== Segment start ==

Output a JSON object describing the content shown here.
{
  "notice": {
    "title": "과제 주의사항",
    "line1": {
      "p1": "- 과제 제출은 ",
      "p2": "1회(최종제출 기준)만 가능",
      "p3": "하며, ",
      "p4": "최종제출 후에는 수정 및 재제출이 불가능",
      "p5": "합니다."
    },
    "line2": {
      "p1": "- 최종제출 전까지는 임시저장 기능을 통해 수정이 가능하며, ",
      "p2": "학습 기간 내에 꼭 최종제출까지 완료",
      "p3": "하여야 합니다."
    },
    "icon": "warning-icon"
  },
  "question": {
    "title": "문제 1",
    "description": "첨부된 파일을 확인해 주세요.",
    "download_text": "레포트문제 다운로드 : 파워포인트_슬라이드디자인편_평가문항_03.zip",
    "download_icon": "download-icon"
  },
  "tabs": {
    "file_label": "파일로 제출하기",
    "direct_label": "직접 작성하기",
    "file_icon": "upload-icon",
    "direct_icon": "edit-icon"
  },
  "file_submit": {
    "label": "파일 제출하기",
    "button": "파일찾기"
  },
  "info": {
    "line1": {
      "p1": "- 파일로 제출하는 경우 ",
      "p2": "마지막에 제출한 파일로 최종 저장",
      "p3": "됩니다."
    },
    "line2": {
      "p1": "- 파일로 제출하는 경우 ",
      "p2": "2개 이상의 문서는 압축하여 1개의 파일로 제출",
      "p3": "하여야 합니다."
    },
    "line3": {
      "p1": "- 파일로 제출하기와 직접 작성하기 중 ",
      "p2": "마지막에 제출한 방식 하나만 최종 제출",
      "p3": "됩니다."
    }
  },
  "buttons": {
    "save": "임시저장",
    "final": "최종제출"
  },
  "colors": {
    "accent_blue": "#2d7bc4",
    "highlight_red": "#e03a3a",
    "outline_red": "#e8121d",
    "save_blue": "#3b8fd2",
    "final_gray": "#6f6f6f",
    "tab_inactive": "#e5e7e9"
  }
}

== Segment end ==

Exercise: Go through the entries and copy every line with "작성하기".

Written solution:
    "direct_label": "직접 작성하기",
      "p1": "- 파일로 제출하기와 직접 작성하기 중 ",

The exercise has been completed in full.